- Free Speech. The political firestorm over SOPA / PIPA may have been an inflection point in which ordinary Internet users (essentially the entire population) emerged as an interest group to be reckoned with in its own right. Many online business models would be eviscerated by laws like SOPA that seek to essentially deputize private companies as agents of content owners and law enforcement agencies, coerced into policing their own users (customers) at great cost in both dollars and resources.
- Healthcare Reform. Yes, really. Data from Massachusetts’ so-called “Romneycare” experiment is still coming in, but logic dictates that reducing or eliminating knowledge workers’ dependence on employers for health insurance will increase the mobility of labor — enabling aspiring entrepreneurs to quit their “day jobs” and focus full-time on new ventures, for example, or talented engineers and business people to migrate from large companies to smaller, early stage startups that haven’t yet reached the stage where they can afford comprehensive employee benefits.
Reasonable minds can differ on all of the above topics. Nevertheless, with the notable exception of healthcare reform, political polarization along partisan or ideological fault lines is less likely on these subjects than in many other areas of public policy. That presents the tech entrepreneurship community with a genuine opportunity to influence outcomes. Regardless of the party affiliation of the elected officials who represent your state and district, giving voice to these concerns can help push laws and regulations in the direction of startups, entrepreneurs and their investors — creating more good jobs, more economic growth, increasing productivity through innovation, and preserving America’s clearest comparative advantage in an increasingly competitive global economy.
As if on cue, Bloomberg BusinessWeek published an article the day after this post entitled Stanford’s Gift to the World: Alumni’s Vast Economic Impact. Keeping in mind that this is one university, a report on one of the largest studies of its kind ever conducted found that:
- 39,900 active for-profit companies and some 30,000 nonprofit organizations can trace their beginnings back to Stanford
- Businesses with Stanford roots generate combined annual revenue of $2.7 trillion — which, if it were a nation, would make it the 10th largest economy in the world

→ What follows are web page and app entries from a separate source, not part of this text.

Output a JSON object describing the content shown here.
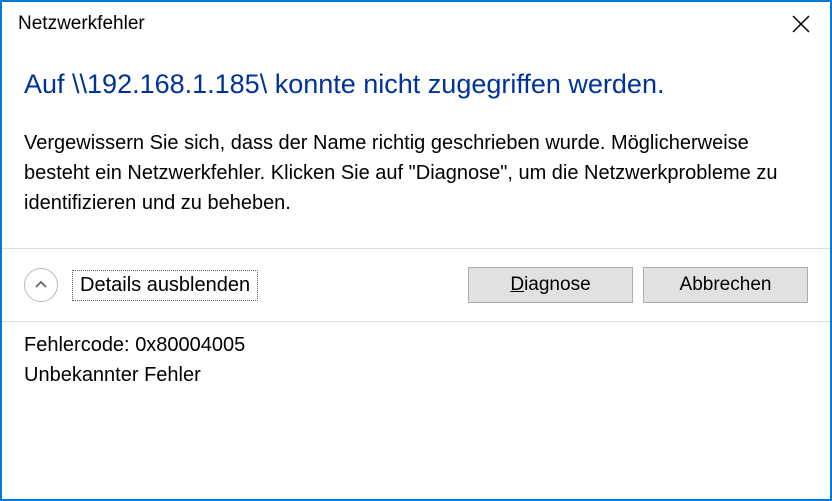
{
  "titlebar": {
    "title": "Netzwerkfehler"
  },
  "main": {
    "heading": "Auf \\\\192.168.1.185\\ konnte nicht zugegriffen werden.",
    "body": "Vergewissern Sie sich, dass der Name richtig geschrieben wurde. Möglicherweise besteht ein Netzwerkfehler. Klicken Sie auf \"Diagnose\", um die Netzwerkprobleme zu identifizieren und zu beheben."
  },
  "actions": {
    "details_toggle": "Details ausblenden",
    "diagnose_prefix": "D",
    "diagnose_rest": "iagnose",
    "cancel": "Abbrechen"
  },
  "details": {
    "error_code_label": "Fehlercode:",
    "error_code_value": "0x80004005",
    "error_message": "Unbekannter Fehler"
  }
}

- These businesses have created an estimated 5.4 million jobs since the 1930s
Further details on the study, as well as links to the full report and executive summary, can be found in this Stanford Report article.